* Assignment *
Across the listing below, count the lines holding "Options". State the number and nothing more.

* Material provided *
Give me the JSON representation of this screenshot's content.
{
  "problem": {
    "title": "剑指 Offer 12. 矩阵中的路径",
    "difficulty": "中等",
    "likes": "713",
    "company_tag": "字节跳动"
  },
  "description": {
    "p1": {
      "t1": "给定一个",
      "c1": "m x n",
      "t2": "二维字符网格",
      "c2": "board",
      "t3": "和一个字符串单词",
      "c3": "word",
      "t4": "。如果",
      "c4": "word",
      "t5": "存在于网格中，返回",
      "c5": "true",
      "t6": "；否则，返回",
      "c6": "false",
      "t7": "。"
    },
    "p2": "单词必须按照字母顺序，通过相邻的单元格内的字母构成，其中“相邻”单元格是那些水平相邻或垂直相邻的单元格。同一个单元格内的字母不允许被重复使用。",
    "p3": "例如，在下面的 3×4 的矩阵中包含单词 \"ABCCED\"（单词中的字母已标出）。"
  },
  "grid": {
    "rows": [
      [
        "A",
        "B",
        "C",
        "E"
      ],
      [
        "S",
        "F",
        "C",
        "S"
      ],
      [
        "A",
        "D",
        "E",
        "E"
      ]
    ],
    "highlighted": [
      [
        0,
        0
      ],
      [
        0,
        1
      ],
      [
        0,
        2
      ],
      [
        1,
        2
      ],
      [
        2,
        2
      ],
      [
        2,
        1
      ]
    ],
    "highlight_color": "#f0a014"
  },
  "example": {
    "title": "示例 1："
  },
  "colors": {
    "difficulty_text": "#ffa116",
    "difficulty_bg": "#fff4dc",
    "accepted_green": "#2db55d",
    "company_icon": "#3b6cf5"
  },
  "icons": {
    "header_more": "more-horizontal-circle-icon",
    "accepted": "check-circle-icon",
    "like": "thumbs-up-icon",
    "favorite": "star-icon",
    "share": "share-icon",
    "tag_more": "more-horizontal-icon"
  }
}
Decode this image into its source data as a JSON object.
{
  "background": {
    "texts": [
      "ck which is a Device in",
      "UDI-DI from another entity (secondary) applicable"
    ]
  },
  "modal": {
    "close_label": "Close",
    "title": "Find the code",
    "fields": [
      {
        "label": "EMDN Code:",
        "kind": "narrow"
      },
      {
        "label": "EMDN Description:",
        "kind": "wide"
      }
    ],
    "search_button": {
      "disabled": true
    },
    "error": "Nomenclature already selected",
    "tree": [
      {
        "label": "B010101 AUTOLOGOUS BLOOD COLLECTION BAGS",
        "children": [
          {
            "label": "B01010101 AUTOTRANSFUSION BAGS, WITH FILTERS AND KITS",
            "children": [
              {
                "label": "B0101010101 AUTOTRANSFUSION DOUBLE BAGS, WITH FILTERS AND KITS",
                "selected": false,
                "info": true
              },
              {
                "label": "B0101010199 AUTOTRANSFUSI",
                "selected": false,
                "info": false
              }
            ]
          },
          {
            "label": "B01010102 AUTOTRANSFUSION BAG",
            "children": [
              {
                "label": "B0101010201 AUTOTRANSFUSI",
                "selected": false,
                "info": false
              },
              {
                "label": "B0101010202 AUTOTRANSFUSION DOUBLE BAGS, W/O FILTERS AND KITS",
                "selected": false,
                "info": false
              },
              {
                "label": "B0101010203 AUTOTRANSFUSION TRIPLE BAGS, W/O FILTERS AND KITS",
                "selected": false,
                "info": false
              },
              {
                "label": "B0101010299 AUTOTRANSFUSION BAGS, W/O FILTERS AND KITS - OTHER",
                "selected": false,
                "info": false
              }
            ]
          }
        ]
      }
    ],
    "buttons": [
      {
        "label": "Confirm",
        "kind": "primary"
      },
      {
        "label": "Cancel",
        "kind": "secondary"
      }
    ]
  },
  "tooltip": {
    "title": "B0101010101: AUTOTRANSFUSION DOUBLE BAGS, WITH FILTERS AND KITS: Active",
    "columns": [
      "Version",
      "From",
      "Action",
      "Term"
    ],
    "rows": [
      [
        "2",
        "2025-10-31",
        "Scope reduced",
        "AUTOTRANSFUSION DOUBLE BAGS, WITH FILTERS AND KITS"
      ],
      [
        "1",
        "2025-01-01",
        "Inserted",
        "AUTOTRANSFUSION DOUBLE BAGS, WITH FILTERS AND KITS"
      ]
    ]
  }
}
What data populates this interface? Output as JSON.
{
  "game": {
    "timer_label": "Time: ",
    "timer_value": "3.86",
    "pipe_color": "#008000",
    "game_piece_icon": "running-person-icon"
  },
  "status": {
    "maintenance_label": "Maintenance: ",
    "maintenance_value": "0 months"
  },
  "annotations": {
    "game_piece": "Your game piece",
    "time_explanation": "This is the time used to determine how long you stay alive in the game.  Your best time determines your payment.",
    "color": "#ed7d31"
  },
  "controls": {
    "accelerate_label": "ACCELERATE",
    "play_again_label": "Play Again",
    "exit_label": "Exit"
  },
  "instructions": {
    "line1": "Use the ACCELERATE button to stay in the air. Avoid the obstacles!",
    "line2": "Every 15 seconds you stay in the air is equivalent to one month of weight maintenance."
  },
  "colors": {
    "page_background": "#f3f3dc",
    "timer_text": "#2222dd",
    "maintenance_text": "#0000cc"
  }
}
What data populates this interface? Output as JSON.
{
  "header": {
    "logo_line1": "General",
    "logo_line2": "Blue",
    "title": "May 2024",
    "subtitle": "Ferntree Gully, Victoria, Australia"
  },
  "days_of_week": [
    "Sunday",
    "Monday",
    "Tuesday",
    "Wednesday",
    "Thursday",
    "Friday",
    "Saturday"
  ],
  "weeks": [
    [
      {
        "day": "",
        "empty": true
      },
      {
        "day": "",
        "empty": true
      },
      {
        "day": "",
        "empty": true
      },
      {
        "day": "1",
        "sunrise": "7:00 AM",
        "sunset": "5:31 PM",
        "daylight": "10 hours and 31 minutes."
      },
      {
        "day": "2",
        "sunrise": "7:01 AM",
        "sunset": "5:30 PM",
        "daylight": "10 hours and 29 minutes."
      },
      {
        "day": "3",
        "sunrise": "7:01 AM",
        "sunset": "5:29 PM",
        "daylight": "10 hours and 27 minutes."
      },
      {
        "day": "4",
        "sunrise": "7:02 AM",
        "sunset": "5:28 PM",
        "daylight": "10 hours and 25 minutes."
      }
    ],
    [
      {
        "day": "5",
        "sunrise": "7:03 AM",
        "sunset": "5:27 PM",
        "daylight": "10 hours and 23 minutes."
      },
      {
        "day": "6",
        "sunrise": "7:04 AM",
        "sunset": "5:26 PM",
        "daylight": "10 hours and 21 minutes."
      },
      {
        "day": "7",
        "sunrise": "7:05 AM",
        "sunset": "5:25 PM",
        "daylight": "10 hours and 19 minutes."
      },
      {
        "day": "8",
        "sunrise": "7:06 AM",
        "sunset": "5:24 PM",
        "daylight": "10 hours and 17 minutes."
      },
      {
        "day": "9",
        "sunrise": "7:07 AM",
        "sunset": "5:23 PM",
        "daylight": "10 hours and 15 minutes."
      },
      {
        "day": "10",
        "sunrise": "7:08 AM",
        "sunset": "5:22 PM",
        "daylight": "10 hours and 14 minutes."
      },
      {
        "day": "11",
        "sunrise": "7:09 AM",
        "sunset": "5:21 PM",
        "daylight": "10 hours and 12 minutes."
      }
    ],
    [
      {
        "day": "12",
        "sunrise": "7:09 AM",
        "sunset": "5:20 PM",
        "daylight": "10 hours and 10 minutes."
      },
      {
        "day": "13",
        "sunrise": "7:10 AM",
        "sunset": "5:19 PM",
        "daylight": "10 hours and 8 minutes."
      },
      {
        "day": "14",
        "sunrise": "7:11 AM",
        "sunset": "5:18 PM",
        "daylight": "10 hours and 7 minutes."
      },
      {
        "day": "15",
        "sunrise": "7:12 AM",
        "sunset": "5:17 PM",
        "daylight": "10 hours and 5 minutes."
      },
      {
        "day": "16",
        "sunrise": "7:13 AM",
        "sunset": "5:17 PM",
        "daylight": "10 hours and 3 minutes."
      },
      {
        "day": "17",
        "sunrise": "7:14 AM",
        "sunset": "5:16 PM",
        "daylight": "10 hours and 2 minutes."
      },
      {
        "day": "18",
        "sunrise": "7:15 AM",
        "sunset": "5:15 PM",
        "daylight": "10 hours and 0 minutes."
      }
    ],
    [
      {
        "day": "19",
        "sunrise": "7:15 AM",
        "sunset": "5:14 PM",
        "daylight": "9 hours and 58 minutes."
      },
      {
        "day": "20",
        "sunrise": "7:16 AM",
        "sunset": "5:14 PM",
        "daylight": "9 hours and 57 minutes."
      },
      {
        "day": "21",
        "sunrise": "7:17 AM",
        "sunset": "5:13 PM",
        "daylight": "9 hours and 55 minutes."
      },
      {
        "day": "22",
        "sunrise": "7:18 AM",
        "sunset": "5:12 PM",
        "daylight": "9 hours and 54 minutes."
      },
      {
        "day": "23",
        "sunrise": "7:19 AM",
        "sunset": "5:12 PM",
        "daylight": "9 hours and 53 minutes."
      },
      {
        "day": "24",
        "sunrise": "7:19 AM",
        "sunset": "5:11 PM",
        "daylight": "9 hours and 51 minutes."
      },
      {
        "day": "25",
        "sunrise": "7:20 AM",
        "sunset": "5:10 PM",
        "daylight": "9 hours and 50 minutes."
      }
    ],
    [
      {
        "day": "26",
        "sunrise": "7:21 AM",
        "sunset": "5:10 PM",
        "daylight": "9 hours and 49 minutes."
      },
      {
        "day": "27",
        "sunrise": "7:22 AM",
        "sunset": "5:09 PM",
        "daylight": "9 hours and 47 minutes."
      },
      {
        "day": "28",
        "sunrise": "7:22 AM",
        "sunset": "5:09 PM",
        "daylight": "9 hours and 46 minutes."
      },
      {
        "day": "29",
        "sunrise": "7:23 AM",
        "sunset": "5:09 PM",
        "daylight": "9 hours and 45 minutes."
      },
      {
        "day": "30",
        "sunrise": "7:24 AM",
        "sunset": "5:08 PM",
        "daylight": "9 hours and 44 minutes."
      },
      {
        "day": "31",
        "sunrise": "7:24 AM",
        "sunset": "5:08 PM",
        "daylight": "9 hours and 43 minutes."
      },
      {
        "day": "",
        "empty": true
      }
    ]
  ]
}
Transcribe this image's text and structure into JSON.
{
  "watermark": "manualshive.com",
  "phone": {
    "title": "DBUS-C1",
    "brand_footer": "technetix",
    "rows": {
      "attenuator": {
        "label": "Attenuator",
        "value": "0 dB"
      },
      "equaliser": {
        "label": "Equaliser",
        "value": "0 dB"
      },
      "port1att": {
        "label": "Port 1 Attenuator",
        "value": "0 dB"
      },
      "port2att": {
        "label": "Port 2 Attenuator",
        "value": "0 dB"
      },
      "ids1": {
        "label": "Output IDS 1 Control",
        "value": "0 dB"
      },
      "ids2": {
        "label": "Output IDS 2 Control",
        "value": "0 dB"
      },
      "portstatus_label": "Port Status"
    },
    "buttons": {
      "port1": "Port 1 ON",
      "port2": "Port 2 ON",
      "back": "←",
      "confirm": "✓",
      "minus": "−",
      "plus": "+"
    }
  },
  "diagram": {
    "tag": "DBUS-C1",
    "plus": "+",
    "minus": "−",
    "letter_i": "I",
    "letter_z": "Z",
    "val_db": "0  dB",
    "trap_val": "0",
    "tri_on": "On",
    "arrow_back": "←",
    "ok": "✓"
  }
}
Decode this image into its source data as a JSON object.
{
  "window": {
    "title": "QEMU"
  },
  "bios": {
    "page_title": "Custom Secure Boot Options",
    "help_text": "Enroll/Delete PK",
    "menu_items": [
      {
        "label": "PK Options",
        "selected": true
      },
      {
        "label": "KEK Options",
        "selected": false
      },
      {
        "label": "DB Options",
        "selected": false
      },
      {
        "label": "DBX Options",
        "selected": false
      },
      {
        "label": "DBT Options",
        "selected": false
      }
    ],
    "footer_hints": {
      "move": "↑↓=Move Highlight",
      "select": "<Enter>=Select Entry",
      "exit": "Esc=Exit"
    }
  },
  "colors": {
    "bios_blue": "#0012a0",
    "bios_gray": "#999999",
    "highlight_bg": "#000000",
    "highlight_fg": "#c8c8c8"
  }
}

* Answer to the exercise *
6